Phoenix Society member involvement is crucial to this work. The size of our membership enables us to address one of the greatest challenges within burn care research—obtaining the number of subjects needed to conduct valid research. The Phoenix Society clearly has a network of burn care providers, survivors, and family members with a breadth of experience and passion for this work that is unparalleled. We are currently working with our partners on several research projects that will benefit from your involvement. We will be actively seeking participants in several evaluations and studies over the next year. We ask that when you receive an invitation to take part, you consider the value of your voice, feel the empowerment, and understand the impact you may have on the future of burn care if you choose to participate. We may not be researchers, but we live with a burn injury every day. We hold the keys to what will help us live the fullest life possible.
Our voices will add tremendous value to focused research on long-term recovery—I understand that now.
Please visit the Phoenix Society website (http://www.phoenix-society.org) to learn more about how you may be able to help us with research and program evaluations. Help us achieve our goal of improving the quality of care.
Evaluation of the UBelong Program for Children Impacted by a Burn Injury
University of Kentucky College of Social Work
Goals: To evaluate the success of the UBelong program from the perspective of the children and teen participants in impacting areas such as self-perception, self-esteem, social comfort, and feelings of fitting in with others.
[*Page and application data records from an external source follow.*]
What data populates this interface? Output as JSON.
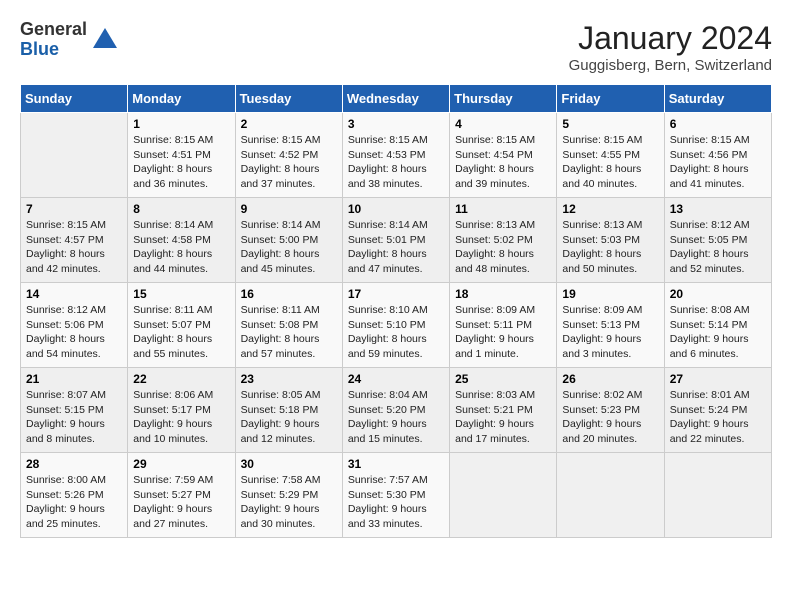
{
  "header": {
    "logo_general": "General",
    "logo_blue": "Blue",
    "month_year": "January 2024",
    "location": "Guggisberg, Bern, Switzerland"
  },
  "days_of_week": [
    "Sunday",
    "Monday",
    "Tuesday",
    "Wednesday",
    "Thursday",
    "Friday",
    "Saturday"
  ],
  "weeks": [
    [
      {
        "day": "",
        "empty": true
      },
      {
        "day": "1",
        "sunrise": "Sunrise: 8:15 AM",
        "sunset": "Sunset: 4:51 PM",
        "daylight": "Daylight: 8 hours and 36 minutes."
      },
      {
        "day": "2",
        "sunrise": "Sunrise: 8:15 AM",
        "sunset": "Sunset: 4:52 PM",
        "daylight": "Daylight: 8 hours and 37 minutes."
      },
      {
        "day": "3",
        "sunrise": "Sunrise: 8:15 AM",
        "sunset": "Sunset: 4:53 PM",
        "daylight": "Daylight: 8 hours and 38 minutes."
      },
      {
        "day": "4",
        "sunrise": "Sunrise: 8:15 AM",
        "sunset": "Sunset: 4:54 PM",
        "daylight": "Daylight: 8 hours and 39 minutes."
      },
      {
        "day": "5",
        "sunrise": "Sunrise: 8:15 AM",
        "sunset": "Sunset: 4:55 PM",
        "daylight": "Daylight: 8 hours and 40 minutes."
      },
      {
        "day": "6",
        "sunrise": "Sunrise: 8:15 AM",
        "sunset": "Sunset: 4:56 PM",
        "daylight": "Daylight: 8 hours and 41 minutes."
      }
    ],
    [
      {
        "day": "7",
        "sunrise": "Sunrise: 8:15 AM",
        "sunset": "Sunset: 4:57 PM",
        "daylight": "Daylight: 8 hours and 42 minutes."
      },
      {
        "day": "8",
        "sunrise": "Sunrise: 8:14 AM",
        "sunset": "Sunset: 4:58 PM",
        "daylight": "Daylight: 8 hours and 44 minutes."
      },
      {
        "day": "9",
        "sunrise": "Sunrise: 8:14 AM",
        "sunset": "Sunset: 5:00 PM",
        "daylight": "Daylight: 8 hours and 45 minutes."
      },
      {
        "day": "10",
        "sunrise": "Sunrise: 8:14 AM",
        "sunset": "Sunset: 5:01 PM",
        "daylight": "Daylight: 8 hours and 47 minutes."
      },
      {
        "day": "11",
        "sunrise": "Sunrise: 8:13 AM",
        "sunset": "Sunset: 5:02 PM",
        "daylight": "Daylight: 8 hours and 48 minutes."
      },
      {
        "day": "12",
        "sunrise": "Sunrise: 8:13 AM",
        "sunset": "Sunset: 5:03 PM",
        "daylight": "Daylight: 8 hours and 50 minutes."
      },
      {
        "day": "13",
        "sunrise": "Sunrise: 8:12 AM",
        "sunset": "Sunset: 5:05 PM",
        "daylight": "Daylight: 8 hours and 52 minutes."
      }
    ],
    [
      {
        "day": "14",
        "sunrise": "Sunrise: 8:12 AM",
        "sunset": "Sunset: 5:06 PM",
        "daylight": "Daylight: 8 hours and 54 minutes."
      },
      {
        "day": "15",
        "sunrise": "Sunrise: 8:11 AM",
        "sunset": "Sunset: 5:07 PM",
        "daylight": "Daylight: 8 hours and 55 minutes."
      },
      {
        "day": "16",
        "sunrise": "Sunrise: 8:11 AM",
        "sunset": "Sunset: 5:08 PM",
        "daylight": "Daylight: 8 hours and 57 minutes."
      },
      {
        "day": "17",
        "sunrise": "Sunrise: 8:10 AM",
        "sunset": "Sunset: 5:10 PM",
        "daylight": "Daylight: 8 hours and 59 minutes."
      },
      {
        "day": "18",
        "sunrise": "Sunrise: 8:09 AM",
        "sunset": "Sunset: 5:11 PM",
        "daylight": "Daylight: 9 hours and 1 minute."
      },
      {
        "day": "19",
        "sunrise": "Sunrise: 8:09 AM",
        "sunset": "Sunset: 5:13 PM",
        "daylight": "Daylight: 9 hours and 3 minutes."
      },
      {
        "day": "20",
        "sunrise": "Sunrise: 8:08 AM",
        "sunset": "Sunset: 5:14 PM",
        "daylight": "Daylight: 9 hours and 6 minutes."
      }
    ],
    [
      {
        "day": "21",
        "sunrise": "Sunrise: 8:07 AM",
        "sunset": "Sunset: 5:15 PM",
        "daylight": "Daylight: 9 hours and 8 minutes."
      },
      {
        "day": "22",
        "sunrise": "Sunrise: 8:06 AM",
        "sunset": "Sunset: 5:17 PM",
        "daylight": "Daylight: 9 hours and 10 minutes."
      },
      {
        "day": "23",
        "sunrise": "Sunrise: 8:05 AM",
        "sunset": "Sunset: 5:18 PM",
        "daylight": "Daylight: 9 hours and 12 minutes."
      },
      {
        "day": "24",
        "sunrise": "Sunrise: 8:04 AM",
        "sunset": "Sunset: 5:20 PM",
        "daylight": "Daylight: 9 hours and 15 minutes."
      },
      {
        "day": "25",
        "sunrise": "Sunrise: 8:03 AM",
        "sunset": "Sunset: 5:21 PM",
        "daylight": "Daylight: 9 hours and 17 minutes."
      },
      {
        "day": "26",
        "sunrise": "Sunrise: 8:02 AM",
        "sunset": "Sunset: 5:23 PM",
        "daylight": "Daylight: 9 hours and 20 minutes."
      },
      {
        "day": "27",
        "sunrise": "Sunrise: 8:01 AM",
        "sunset": "Sunset: 5:24 PM",
        "daylight": "Daylight: 9 hours and 22 minutes."
      }
    ],
    [
      {
        "day": "28",
        "sunrise": "Sunrise: 8:00 AM",
        "sunset": "Sunset: 5:26 PM",
        "daylight": "Daylight: 9 hours and 25 minutes."
      },
      {
        "day": "29",
        "sunrise": "Sunrise: 7:59 AM",
        "sunset": "Sunset: 5:27 PM",
        "daylight": "Daylight: 9 hours and 27 minutes."
      },
      {
        "day": "30",
        "sunrise": "Sunrise: 7:58 AM",
        "sunset": "Sunset: 5:29 PM",
        "daylight": "Daylight: 9 hours and 30 minutes."
      },
      {
        "day": "31",
        "sunrise": "Sunrise: 7:57 AM",
        "sunset": "Sunset: 5:30 PM",
        "daylight": "Daylight: 9 hours and 33 minutes."
      },
      {
        "day": "",
        "empty": true
      },
      {
        "day": "",
        "empty": true
      },
      {
        "day": "",
        "empty": true
      }
    ]
  ]
}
To gather information from the participants about what works well in the program and how the program could be improved or finely tuned to best achieve its outcomes.
Evaluation of Journey Back – School Re-entry Online Resource Delivery
Goal: To collaborate with evaluation partners to learn the effectiveness of the program materials and the new online program delivery format.
Evaluation of a Web-based Social Skills Training (SST) Program for Survivors of Burn Injury
Department of Physical Medicine & Rehabilitation, UT Southwestern Medical Center
Goals: To examine benefits of a Social Skills Training program in reducing social anxiety and improving community participation.To assist burn survivors who experience difficulty in psychological and social adjustment.
Take Charge of Burn Recovery - Pain Management Study
Johns Hopkins University, Johns Hopkins Burn Center
Goal: To develop and test a new online program to help burn survivors manage their pain. Take Charge of Burn Recovery - Pain is a computer-based, online program that gives information and tips on how to manage pain following a burn injury.
Measurement of Community Participation Using a Computer Adaptive Test in Adult Patients with Burns
Boston University School of Public Health/Massachusetts General Hospital/Spaulding Rehabilitation Hospital/Phoenix Society
Goal: To develop a consumer-based tool that assesses community re-integration following a burn injury. With the new instrument, our goal is for clinicians and consumers to be able to track the functional recovery of burn survivors in terms of their social integration in the community, their short- and long-term status, and to apply the measurement tool to new rehabilitation interventions in future research studies.
This story is an excerpt from The Phoenix Society’s® Burn Support Magazine, Issue 1, 2014. Burn Support Magazine is a quarterly publication that contains articles on the emotional, psychological, and social aspects of burn recovery. All Rights Reserved.